In the UK, Cambridge University Press (CUP) has reversed its decision to block access to hundreds of articles in its journal The China Quarterly in China after a ‘justifiably intense reaction’ from the international academic community, reports the Bookseller.

As previously reported by Books+Publishing, CUP said it had blocked access to 300 articles on subjects such as the 1989 Tiananmen Square massacre, Tibet, Hong Kong and the Cultural Revolution within China on the instruction of Chinese import agencies.

CUP has since confirmed it intends to ‘immediately repost’ the articles following criticism that it was putting its business interests ahead of its academic reputation. Over 600 academics signed a petition to say they would boycott the publisher if it did not change its mind on the issue.

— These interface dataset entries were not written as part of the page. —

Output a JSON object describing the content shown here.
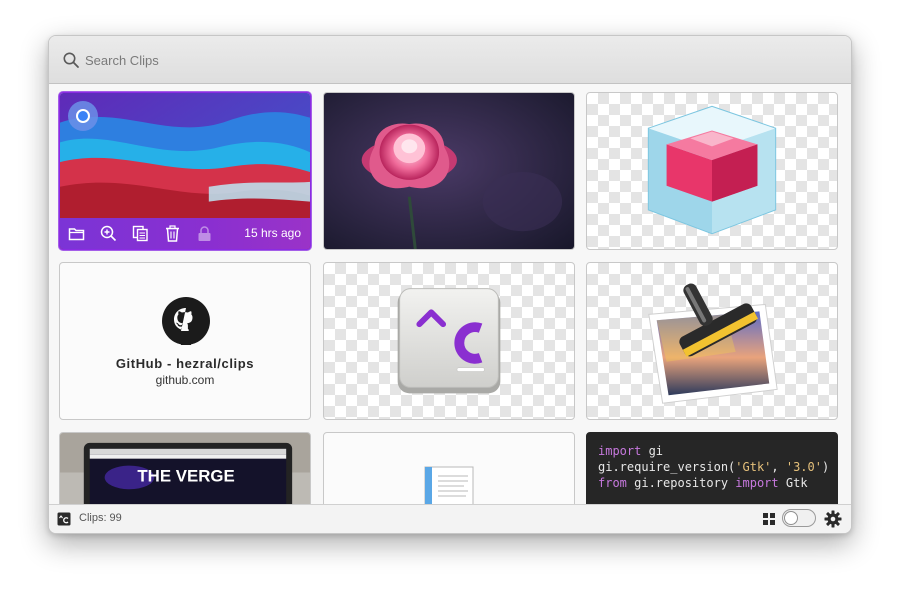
{
  "search": {
    "placeholder": "Search Clips",
    "value": ""
  },
  "clips": [
    {
      "kind": "image",
      "description": "Colorful wavy wallpaper",
      "selected": true,
      "time": "15 hrs ago"
    },
    {
      "kind": "image",
      "description": "Pink dahlia flower photo"
    },
    {
      "kind": "image",
      "description": "Glossy pink cube icon"
    },
    {
      "kind": "link",
      "title": "GitHub - hezral/clips",
      "url": "github.com",
      "icon": "github-icon"
    },
    {
      "kind": "image",
      "description": "Clips app icon"
    },
    {
      "kind": "image",
      "description": "Photo editor icon with brush"
    },
    {
      "kind": "image",
      "description": "The Verge website on laptop",
      "brand": "THE VERGE"
    },
    {
      "kind": "file",
      "description": "Document thumbnail"
    },
    {
      "kind": "code",
      "language": "python",
      "lines": [
        {
          "tokens": [
            {
              "t": "import",
              "c": "kw"
            },
            {
              "t": " gi",
              "c": ""
            }
          ]
        },
        {
          "tokens": [
            {
              "t": "gi.require_version(",
              "c": ""
            },
            {
              "t": "'Gtk'",
              "c": "str"
            },
            {
              "t": ", ",
              "c": ""
            },
            {
              "t": "'3.0'",
              "c": "str"
            },
            {
              "t": ")",
              "c": ""
            }
          ]
        },
        {
          "tokens": [
            {
              "t": "from",
              "c": "kw"
            },
            {
              "t": " gi.repository ",
              "c": ""
            },
            {
              "t": "import",
              "c": "kw"
            },
            {
              "t": " Gtk",
              "c": ""
            }
          ]
        }
      ]
    }
  ],
  "clip_actions": [
    "folder-icon",
    "zoom-in-icon",
    "copy-icon",
    "trash-icon",
    "lock-icon"
  ],
  "footer": {
    "clips_label": "Clips: 99",
    "icons": [
      "clips-app-icon",
      "grid-view-icon",
      "settings-gear-icon"
    ],
    "toggle_on": false
  },
  "colors": {
    "accent": "#8a2fd0",
    "header": "#e4e4e4",
    "code_bg": "#262626"
  }
}
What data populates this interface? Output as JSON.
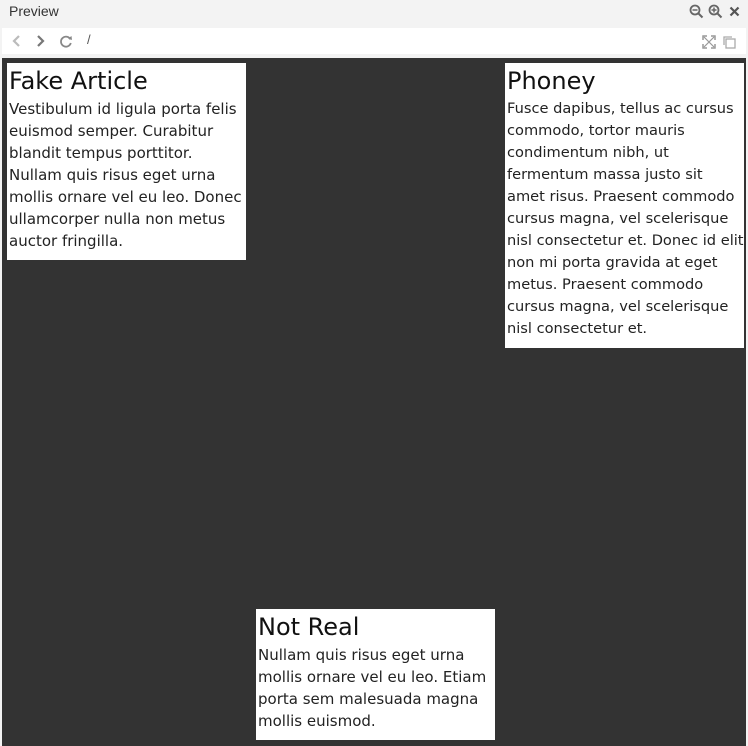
{
  "panel": {
    "title": "Preview",
    "icons": [
      "zoom-out-icon",
      "zoom-in-icon",
      "close-icon"
    ]
  },
  "toolbar": {
    "url": "/",
    "icons": [
      "back-arrow-icon",
      "forward-arrow-icon",
      "reload-icon",
      "fullscreen-icon",
      "popout-icon"
    ]
  },
  "colors": {
    "viewport_bg": "#333333",
    "card_bg": "#ffffff",
    "chrome_bg": "#f3f3f3"
  },
  "articles": [
    {
      "title": "Fake Article",
      "body": "Vestibulum id ligula porta felis euismod semper. Curabitur blandit tempus porttitor. Nullam quis risus eget urna mollis ornare vel eu leo. Donec ullamcorper nulla non metus auctor fringilla."
    },
    {
      "title": "Phoney",
      "body": "Fusce dapibus, tellus ac cursus commodo, tortor mauris condimentum nibh, ut fermentum massa justo sit amet risus. Praesent commodo cursus magna, vel scelerisque nisl consectetur et. Donec id elit non mi porta gravida at eget metus. Praesent commodo cursus magna, vel scelerisque nisl consectetur et."
    },
    {
      "title": "Not Real",
      "body": "Nullam quis risus eget urna mollis ornare vel eu leo. Etiam porta sem malesuada magna mollis euismod."
    }
  ]
}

In a statement, CUP said ‘academic freedom is the overriding principle on which the University of Cambridge is based’. ‘Therefore, while this temporary decision was taken in order to protect short-term access in China to the vast majority of the press’s journal articles, the university’s academic leadership and the press have agreed to reinstate the blocked content, with immediate effect, so as to uphold the principle of academic freedom on which the university’s work is founded.’



Category: International news